The financial troubles of a Fife firm prior to more than 80 staff being made redundant have been revealed.
Commercial laundry firm Fishers has disclosed it lost 90% of its revenue before making the decision to axe staff and close its Perth depot.
The Inveralmond laundry depot closed at the end of May with the loss of 84 jobs.
Significant adverse impact
Newly filed company accounts for Cupar-headquartered Fishers highlight the impact of the coronavirus pandemic on the business.
Commenting in the firm’s annual report, group managing director Michael Jones said restrictions introduced “had and continue to have, a significant adverse impact”.
He said: “Since mid-March, we have seen significantly reduced hotel occupancy rates compared to historical levels.
“Demand for both business and leisure travel has declined considerably on a global basis and, accordingly, hospitality volumes have slowed to historically low levels.
“Revenues during the peak of lockdown, from April to June 2020, fell approximately 90% compared to the same period last year.”
Attempts to save Perth operation

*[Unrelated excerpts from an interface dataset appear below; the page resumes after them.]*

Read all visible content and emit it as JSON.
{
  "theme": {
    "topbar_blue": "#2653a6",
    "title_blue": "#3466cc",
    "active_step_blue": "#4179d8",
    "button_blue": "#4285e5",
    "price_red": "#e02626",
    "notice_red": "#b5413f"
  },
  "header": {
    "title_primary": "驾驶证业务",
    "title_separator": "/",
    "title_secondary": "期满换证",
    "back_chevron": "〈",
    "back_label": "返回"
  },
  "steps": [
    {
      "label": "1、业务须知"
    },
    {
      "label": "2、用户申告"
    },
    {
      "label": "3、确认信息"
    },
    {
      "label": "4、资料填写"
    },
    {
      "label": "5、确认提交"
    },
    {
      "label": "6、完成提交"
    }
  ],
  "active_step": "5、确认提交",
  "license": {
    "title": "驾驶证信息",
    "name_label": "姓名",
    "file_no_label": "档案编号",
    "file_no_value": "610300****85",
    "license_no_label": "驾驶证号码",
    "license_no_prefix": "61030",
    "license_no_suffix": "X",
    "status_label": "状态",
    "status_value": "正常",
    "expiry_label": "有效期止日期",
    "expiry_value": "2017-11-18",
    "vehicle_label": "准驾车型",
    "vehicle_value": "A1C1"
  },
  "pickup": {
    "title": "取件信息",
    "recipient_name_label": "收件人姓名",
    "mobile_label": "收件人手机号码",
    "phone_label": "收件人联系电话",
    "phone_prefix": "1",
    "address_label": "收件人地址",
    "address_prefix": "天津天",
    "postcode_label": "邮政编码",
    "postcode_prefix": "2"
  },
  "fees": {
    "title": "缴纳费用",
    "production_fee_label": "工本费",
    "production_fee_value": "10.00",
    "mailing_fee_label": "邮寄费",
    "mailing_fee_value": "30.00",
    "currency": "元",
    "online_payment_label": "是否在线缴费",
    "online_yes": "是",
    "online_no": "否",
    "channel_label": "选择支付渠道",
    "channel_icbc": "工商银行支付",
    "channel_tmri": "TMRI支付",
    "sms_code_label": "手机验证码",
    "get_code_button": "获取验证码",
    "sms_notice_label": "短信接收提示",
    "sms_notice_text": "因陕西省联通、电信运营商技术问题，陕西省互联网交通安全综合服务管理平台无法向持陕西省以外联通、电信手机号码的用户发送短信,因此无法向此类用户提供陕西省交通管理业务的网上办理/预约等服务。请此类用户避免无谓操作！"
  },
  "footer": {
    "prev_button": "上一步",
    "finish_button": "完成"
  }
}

The move to close the Perth operation saw local politicians lobby the Scottish Government in a bid to save the stricken facility.
During the consultation period, the Fishers management team said they examined a range of options in an effort to avoid closure, including suggestions from staff.
Employees at the plant and drivers offered to job share and cut their hours if it meant saving their jobs.
The firm also approached the government to see if it could expand its existing social healthcare and care home business with the provision of reusable PPE gowns. This didn’t prove possible in the timescales required.
At the time Fishers said losing a key contract – with Premier Inn operators Whitbread – made the base unviable.
The Perth work was spread between its laundries in Cupar and Glasgow.
Mr Jones said there was some improvement in trade over the summer.
“Whilst our hospitality revenue significantly improved over the summer months in rural areas, revenue remained very low from customers in urban locations,” he said.
“The full extent of the impact on the business will depend on future developments, including the duration, spread and severity of the outbreak and resulting demand for personal and business travel.”
The managing director said the company has developed and implemented measures to diminish the impact of the coronavirus pandemic.
These include temporary restructuring through consolidating operations, reducing headcount and accessing UK Government assistance.
Rising turnover and profits before Covid hit
The accounts, which cover the year to December 31 2019, show an increase in revenues and profits.
Turnover rose from £34.5 million in 2018, to £39m.
Pre-tax profits jumped from £3.4m to £3.7m over the trading period – an increase of 9%.
A spokesperson for Fishers said: “Although the increase in profits in 2019 was welcome, these results are of course historical.
“They do not reflect the impact of the Covid-19 pandemic on Fishers’ 2020 performance.”
Founded in Aberfeldy in 1900, the company was sold to Canadian giant K-Bro in a £35m deal in 2017.